--- PROVIDED MATERIAL Enclosed Below ---
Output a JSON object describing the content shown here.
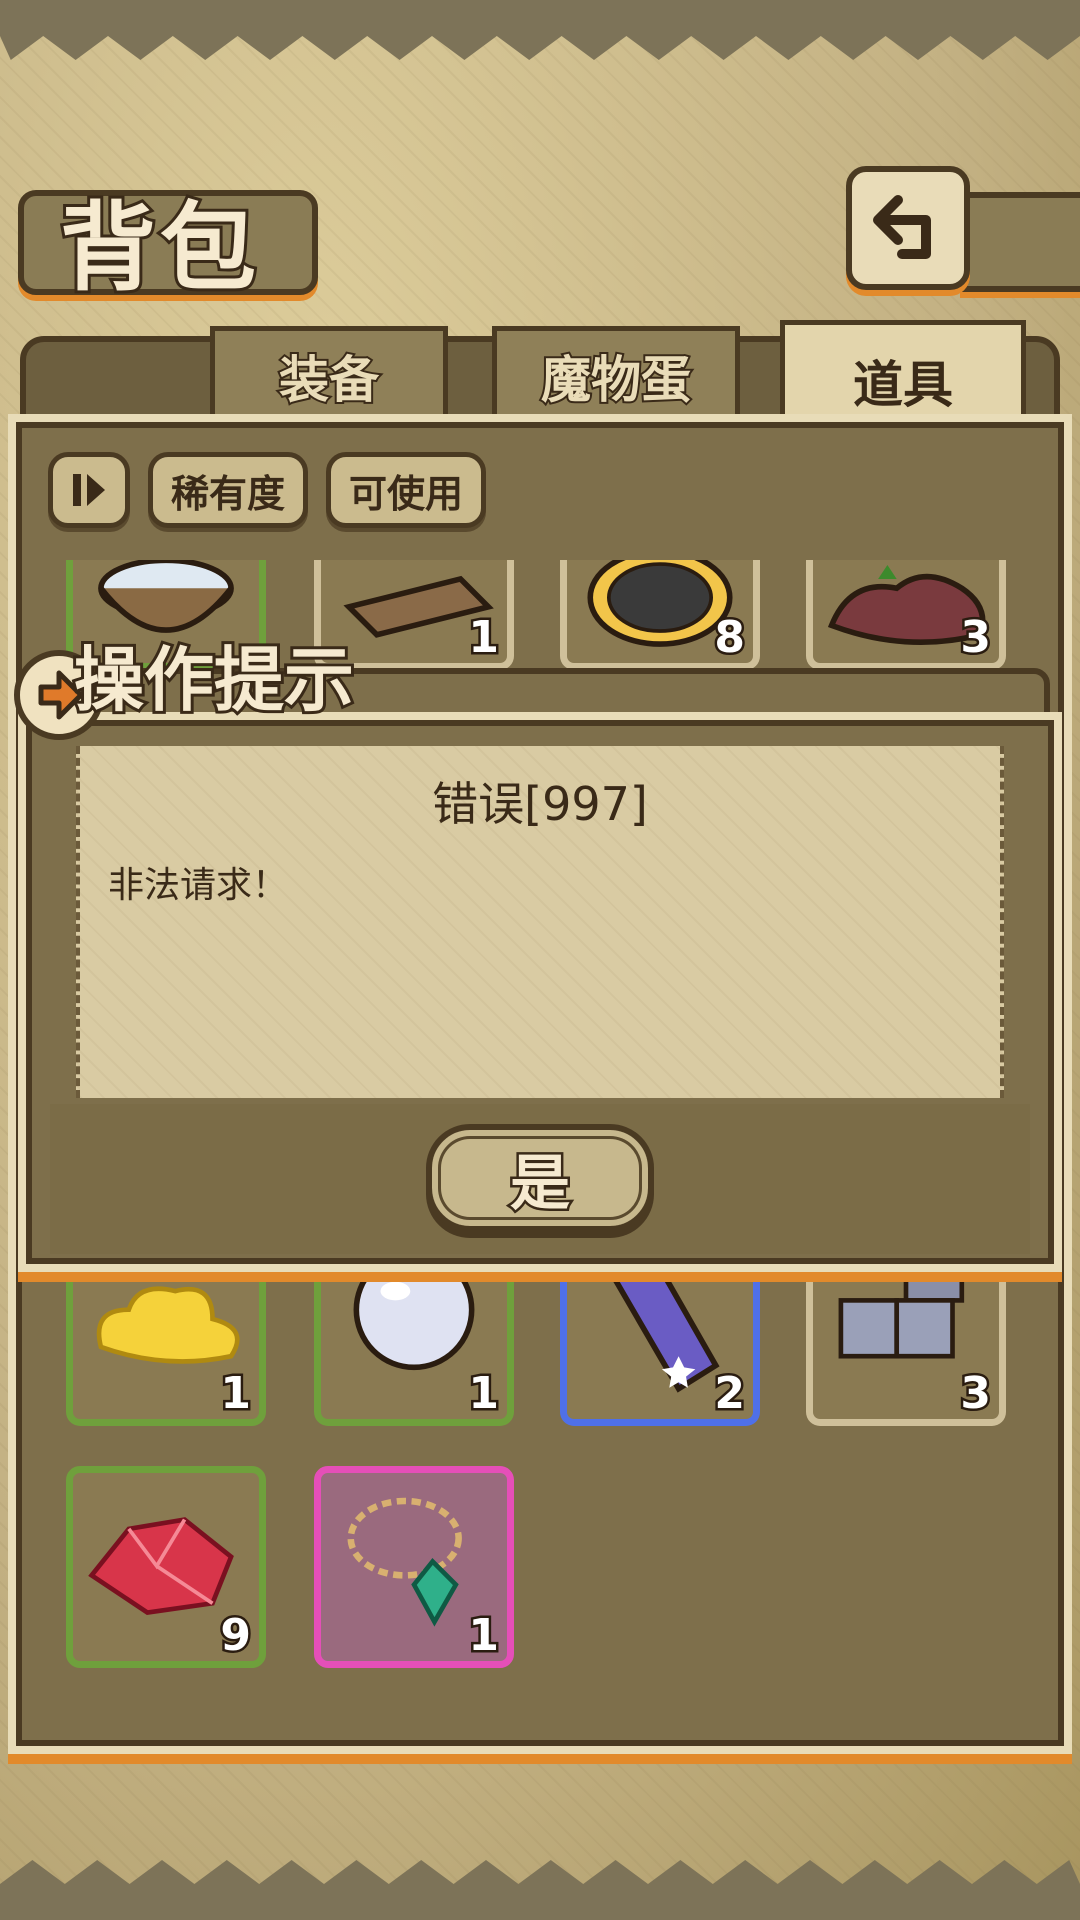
{
  "header": {
    "title": "背包",
    "back_icon": "back-arrow-icon"
  },
  "tabs": [
    {
      "label": "装备",
      "active": false
    },
    {
      "label": "魔物蛋",
      "active": false
    },
    {
      "label": "道具",
      "active": true
    }
  ],
  "filters": {
    "sort_icon": "sort-toggle-icon",
    "rarity_label": "稀有度",
    "usable_label": "可使用"
  },
  "items_top_row": [
    {
      "icon": "water-bowl-icon",
      "count": "",
      "rarity_color": "#6fa03c"
    },
    {
      "icon": "wood-plank-icon",
      "count": "1",
      "rarity_color": "#cfc09a"
    },
    {
      "icon": "net-pie-icon",
      "count": "8",
      "rarity_color": "#cfc09a"
    },
    {
      "icon": "dirt-pile-icon",
      "count": "3",
      "rarity_color": "#cfc09a"
    }
  ],
  "items_bottom": [
    {
      "icon": "gold-cloud-icon",
      "count": "1",
      "rarity_color": "#6fa03c"
    },
    {
      "icon": "pearl-icon",
      "count": "1",
      "rarity_color": "#6fa03c"
    },
    {
      "icon": "star-crystal-icon",
      "count": "2",
      "rarity_color": "#4f70e8"
    },
    {
      "icon": "stone-blocks-icon",
      "count": "3",
      "rarity_color": "#cfc09a"
    },
    {
      "icon": "red-gem-icon",
      "count": "9",
      "rarity_color": "#6fa03c"
    },
    {
      "icon": "emerald-necklace-icon",
      "count": "1",
      "rarity_color": "#e54fb8"
    }
  ],
  "dialog": {
    "title": "操作提示",
    "message_title": "错误[997]",
    "message": "非法请求！",
    "confirm_label": "是"
  }
}
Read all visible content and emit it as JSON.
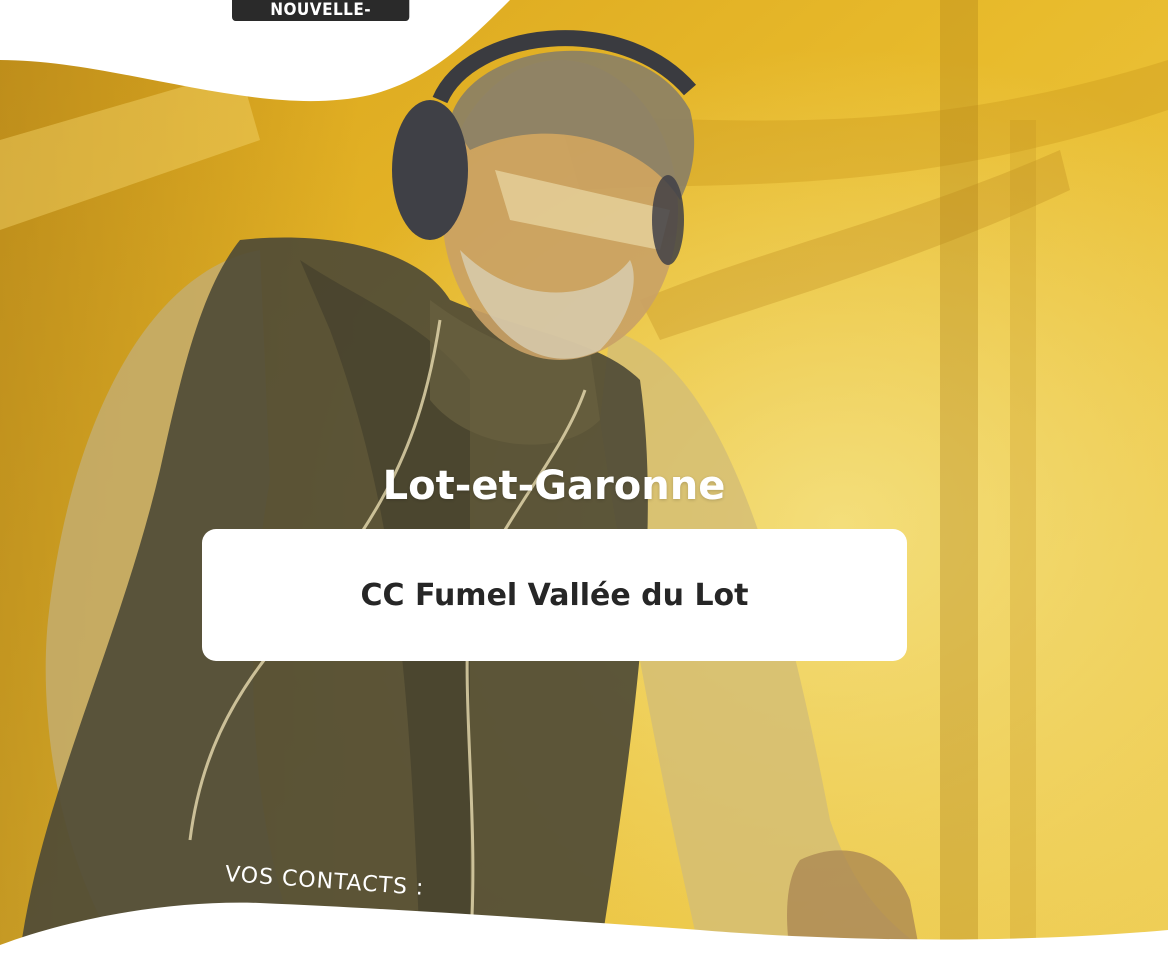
{
  "header": {
    "region_badge": "NOUVELLE-AQUITAINE"
  },
  "main": {
    "department": "Lot-et-Garonne",
    "community": "CC Fumel Vallée du Lot",
    "contacts_label": "VOS CONTACTS :"
  },
  "colors": {
    "photo_tint": "#e3b21e",
    "badge_bg": "#2a2a2a",
    "card_bg": "#ffffff",
    "text_dark": "#262626",
    "text_light": "#ffffff"
  },
  "icons": {
    "photo": "woodworker-photo"
  }
}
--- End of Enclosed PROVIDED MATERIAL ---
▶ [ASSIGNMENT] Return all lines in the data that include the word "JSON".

▶ [TASK OUTPUT]
Output a JSON object describing the content shown here.
Read all visible content and emit it as JSON.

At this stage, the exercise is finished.